--- Dataset excerpts ---
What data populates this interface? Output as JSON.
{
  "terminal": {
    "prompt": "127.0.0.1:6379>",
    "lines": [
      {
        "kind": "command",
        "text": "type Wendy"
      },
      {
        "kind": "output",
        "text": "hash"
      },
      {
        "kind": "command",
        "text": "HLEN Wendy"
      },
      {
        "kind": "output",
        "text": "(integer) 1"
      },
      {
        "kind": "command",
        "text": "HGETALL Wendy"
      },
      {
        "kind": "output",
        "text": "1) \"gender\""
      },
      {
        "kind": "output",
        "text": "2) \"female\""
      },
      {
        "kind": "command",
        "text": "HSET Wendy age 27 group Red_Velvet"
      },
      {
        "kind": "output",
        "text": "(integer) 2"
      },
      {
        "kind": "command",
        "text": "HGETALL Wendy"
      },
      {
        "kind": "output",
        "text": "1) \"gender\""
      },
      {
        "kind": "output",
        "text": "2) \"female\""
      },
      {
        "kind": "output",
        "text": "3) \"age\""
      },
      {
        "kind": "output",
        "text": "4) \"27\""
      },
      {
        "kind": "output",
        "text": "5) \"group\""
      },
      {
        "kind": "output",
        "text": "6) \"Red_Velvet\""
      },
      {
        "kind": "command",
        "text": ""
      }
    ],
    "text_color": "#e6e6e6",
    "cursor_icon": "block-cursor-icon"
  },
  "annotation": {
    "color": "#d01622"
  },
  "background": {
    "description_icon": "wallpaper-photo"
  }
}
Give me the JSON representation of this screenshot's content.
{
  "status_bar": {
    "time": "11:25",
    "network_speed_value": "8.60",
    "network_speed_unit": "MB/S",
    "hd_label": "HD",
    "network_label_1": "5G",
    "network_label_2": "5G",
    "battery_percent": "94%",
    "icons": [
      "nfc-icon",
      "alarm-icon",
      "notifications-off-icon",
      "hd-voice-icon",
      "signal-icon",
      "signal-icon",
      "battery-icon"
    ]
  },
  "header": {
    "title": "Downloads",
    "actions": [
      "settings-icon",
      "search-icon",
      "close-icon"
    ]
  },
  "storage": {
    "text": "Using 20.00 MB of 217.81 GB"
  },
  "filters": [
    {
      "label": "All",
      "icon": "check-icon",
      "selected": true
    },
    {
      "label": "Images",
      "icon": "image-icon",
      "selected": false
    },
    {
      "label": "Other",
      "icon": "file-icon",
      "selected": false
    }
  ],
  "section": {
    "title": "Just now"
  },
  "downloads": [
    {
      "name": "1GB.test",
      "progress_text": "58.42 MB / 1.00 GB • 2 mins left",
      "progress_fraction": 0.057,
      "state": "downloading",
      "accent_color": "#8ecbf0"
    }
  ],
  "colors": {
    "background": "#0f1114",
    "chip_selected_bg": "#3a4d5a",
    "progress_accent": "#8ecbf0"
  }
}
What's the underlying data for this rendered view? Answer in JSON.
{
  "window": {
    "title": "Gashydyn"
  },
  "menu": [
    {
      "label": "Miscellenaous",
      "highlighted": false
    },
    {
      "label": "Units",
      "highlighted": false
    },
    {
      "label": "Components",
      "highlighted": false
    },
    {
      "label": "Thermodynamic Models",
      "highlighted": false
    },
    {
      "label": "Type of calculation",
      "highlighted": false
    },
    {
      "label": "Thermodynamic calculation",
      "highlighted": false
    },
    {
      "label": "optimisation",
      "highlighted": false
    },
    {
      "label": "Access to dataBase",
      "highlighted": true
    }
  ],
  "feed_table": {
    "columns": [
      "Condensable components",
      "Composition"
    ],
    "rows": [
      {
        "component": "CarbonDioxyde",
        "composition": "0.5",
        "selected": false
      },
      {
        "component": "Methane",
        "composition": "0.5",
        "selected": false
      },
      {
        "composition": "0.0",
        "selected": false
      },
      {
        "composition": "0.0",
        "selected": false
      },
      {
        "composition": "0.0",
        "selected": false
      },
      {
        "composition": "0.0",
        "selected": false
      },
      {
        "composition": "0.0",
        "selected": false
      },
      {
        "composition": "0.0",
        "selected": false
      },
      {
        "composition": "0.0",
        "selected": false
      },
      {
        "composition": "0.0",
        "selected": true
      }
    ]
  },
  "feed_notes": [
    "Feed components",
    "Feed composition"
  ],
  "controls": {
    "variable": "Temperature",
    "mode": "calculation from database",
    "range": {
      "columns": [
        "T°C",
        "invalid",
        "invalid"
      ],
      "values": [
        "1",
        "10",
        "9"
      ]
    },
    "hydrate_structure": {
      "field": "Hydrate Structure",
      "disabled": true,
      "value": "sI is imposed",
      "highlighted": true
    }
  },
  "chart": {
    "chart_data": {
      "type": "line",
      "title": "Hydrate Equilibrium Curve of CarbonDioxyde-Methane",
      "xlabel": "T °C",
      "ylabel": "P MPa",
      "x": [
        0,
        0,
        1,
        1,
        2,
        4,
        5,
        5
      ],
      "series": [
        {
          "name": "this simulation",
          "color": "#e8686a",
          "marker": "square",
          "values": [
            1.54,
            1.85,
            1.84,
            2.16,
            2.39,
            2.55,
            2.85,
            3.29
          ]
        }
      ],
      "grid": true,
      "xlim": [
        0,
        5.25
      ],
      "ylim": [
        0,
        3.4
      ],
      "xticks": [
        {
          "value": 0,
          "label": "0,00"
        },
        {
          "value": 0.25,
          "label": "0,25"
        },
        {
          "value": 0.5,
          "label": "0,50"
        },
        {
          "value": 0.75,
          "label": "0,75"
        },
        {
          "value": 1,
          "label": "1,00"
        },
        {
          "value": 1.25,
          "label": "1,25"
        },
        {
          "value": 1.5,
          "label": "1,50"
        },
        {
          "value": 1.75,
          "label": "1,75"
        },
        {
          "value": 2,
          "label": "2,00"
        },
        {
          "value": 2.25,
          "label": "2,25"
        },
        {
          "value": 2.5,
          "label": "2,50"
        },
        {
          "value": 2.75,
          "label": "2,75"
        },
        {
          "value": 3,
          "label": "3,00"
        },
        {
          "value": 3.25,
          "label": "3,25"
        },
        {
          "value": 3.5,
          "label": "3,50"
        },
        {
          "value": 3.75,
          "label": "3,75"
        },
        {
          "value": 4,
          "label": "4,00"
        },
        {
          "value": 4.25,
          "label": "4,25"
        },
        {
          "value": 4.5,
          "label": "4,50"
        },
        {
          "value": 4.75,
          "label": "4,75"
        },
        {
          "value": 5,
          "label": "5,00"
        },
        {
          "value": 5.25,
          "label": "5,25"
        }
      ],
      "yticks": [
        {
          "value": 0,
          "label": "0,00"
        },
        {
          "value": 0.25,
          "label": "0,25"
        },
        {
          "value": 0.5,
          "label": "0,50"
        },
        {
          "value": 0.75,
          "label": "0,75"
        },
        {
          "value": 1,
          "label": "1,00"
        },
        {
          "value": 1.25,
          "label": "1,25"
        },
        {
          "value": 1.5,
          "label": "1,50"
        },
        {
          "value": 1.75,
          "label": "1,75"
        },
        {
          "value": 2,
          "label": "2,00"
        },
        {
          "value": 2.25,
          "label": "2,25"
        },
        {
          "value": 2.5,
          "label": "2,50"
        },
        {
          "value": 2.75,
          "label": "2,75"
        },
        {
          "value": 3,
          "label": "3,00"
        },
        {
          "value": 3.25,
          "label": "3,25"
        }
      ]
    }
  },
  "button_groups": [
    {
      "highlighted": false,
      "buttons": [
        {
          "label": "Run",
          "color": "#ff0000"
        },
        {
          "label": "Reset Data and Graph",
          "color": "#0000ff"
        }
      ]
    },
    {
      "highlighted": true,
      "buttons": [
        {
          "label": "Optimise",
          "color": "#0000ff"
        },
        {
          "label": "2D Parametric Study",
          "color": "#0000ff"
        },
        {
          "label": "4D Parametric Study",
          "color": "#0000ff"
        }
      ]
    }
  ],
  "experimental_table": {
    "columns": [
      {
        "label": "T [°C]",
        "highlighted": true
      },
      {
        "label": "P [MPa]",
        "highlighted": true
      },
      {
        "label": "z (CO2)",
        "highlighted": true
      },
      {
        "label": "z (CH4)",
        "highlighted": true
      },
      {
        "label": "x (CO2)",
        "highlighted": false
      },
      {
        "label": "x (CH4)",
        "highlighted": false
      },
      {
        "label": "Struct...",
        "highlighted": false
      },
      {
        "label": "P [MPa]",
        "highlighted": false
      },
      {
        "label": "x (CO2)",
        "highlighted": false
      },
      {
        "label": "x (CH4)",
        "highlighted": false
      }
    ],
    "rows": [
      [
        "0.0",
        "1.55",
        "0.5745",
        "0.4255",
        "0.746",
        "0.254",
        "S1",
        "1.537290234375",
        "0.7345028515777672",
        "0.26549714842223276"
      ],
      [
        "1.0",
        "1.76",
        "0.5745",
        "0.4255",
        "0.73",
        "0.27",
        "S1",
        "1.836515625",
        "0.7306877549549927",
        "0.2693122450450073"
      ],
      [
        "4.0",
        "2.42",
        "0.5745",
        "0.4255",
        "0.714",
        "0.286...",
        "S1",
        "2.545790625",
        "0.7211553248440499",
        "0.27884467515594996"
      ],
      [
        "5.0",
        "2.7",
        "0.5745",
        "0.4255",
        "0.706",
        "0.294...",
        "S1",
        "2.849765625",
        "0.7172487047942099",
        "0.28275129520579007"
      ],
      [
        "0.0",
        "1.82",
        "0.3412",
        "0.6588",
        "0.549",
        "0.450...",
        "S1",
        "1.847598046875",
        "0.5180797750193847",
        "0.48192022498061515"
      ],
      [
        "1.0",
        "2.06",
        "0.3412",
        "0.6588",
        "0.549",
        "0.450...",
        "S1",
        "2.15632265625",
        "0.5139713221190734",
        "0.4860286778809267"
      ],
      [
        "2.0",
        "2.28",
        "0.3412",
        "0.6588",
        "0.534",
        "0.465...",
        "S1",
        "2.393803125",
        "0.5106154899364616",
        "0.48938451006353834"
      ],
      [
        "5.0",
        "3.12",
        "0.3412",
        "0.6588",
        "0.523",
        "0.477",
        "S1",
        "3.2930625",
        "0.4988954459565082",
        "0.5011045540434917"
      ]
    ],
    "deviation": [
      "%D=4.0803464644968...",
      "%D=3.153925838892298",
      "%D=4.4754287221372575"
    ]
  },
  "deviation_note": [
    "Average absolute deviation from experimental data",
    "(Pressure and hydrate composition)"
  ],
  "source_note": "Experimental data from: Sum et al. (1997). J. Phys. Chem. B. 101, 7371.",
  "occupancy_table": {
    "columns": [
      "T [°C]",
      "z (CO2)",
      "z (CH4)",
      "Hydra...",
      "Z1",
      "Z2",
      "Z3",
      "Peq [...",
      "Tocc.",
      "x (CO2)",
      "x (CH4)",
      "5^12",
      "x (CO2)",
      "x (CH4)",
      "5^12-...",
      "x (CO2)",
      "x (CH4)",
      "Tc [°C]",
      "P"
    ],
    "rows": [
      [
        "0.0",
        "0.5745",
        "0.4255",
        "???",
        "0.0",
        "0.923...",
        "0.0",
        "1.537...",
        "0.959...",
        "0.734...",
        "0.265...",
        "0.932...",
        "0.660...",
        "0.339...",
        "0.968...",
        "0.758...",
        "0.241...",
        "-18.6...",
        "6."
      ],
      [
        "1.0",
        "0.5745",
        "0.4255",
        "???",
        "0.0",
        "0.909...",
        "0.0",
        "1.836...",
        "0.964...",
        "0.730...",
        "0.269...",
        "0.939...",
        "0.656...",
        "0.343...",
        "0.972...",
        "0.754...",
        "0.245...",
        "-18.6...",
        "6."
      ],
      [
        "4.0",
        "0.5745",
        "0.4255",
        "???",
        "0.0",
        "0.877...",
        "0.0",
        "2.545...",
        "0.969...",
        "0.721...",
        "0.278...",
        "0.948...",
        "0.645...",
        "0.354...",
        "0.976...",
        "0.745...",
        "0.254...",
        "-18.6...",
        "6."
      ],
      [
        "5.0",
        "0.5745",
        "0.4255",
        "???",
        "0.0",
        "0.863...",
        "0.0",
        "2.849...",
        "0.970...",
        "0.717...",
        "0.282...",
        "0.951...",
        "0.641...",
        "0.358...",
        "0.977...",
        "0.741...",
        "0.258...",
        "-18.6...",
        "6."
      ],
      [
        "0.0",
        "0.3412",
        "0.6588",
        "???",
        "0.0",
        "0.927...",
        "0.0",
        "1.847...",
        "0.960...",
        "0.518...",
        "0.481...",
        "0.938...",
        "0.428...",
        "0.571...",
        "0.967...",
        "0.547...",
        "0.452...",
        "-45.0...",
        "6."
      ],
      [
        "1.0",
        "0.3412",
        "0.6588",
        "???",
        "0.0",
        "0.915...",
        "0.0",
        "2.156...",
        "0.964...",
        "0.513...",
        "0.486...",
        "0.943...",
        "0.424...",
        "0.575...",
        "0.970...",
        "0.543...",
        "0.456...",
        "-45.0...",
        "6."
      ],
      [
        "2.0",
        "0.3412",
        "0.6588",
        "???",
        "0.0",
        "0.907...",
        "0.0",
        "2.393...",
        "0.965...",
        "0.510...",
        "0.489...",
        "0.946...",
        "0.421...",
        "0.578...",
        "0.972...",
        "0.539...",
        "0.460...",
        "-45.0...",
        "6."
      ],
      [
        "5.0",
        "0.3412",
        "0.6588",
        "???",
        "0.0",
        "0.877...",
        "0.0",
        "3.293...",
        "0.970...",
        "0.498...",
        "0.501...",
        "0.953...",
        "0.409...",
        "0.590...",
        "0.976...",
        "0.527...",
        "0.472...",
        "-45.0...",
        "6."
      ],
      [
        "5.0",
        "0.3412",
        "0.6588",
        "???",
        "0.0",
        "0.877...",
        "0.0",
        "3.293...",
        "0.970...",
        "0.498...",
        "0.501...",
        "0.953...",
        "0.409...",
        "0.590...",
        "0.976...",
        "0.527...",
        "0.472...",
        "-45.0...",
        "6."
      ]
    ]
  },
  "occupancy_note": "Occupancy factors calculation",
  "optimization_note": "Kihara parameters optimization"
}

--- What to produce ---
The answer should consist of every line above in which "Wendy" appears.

--- Task response ---
        "text": "type Wendy"
        "text": "HLEN Wendy"
        "text": "HGETALL Wendy"
        "text": "HSET Wendy age 27 group Red_Velvet"
        "text": "HGETALL Wendy"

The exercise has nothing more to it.